Locate all lines in the data below that hold "icon" and show them.

Website and app data records
——————
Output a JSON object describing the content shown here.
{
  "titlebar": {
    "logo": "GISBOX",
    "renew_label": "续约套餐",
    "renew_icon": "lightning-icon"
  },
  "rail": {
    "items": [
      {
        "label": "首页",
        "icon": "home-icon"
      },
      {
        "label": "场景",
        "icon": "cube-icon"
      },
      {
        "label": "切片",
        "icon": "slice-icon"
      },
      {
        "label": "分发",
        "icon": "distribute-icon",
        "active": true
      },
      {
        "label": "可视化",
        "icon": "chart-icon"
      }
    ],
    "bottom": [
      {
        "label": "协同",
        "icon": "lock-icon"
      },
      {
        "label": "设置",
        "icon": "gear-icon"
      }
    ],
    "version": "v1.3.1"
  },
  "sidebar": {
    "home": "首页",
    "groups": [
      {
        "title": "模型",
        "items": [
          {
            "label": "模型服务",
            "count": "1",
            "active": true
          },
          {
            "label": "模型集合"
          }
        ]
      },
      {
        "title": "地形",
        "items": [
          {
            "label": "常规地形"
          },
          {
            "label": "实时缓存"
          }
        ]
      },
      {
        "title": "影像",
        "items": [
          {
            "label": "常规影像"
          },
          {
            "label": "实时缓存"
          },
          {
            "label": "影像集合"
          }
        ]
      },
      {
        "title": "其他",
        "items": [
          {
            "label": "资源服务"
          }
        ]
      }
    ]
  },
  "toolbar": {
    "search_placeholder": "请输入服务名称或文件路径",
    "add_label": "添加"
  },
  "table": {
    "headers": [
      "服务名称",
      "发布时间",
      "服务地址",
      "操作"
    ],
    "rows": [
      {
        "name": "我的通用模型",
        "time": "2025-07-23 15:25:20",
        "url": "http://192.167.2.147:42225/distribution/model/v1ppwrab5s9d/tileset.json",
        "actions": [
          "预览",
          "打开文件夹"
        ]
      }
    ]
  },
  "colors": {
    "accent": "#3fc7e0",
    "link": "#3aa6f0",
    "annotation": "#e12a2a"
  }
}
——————
Exercise response:
    "renew_icon": "lightning-icon"
        "icon": "home-icon"
        "icon": "cube-icon"
        "icon": "slice-icon"
        "icon": "distribute-icon",
        "icon": "chart-icon"
        "icon": "lock-icon"
        "icon": "gear-icon"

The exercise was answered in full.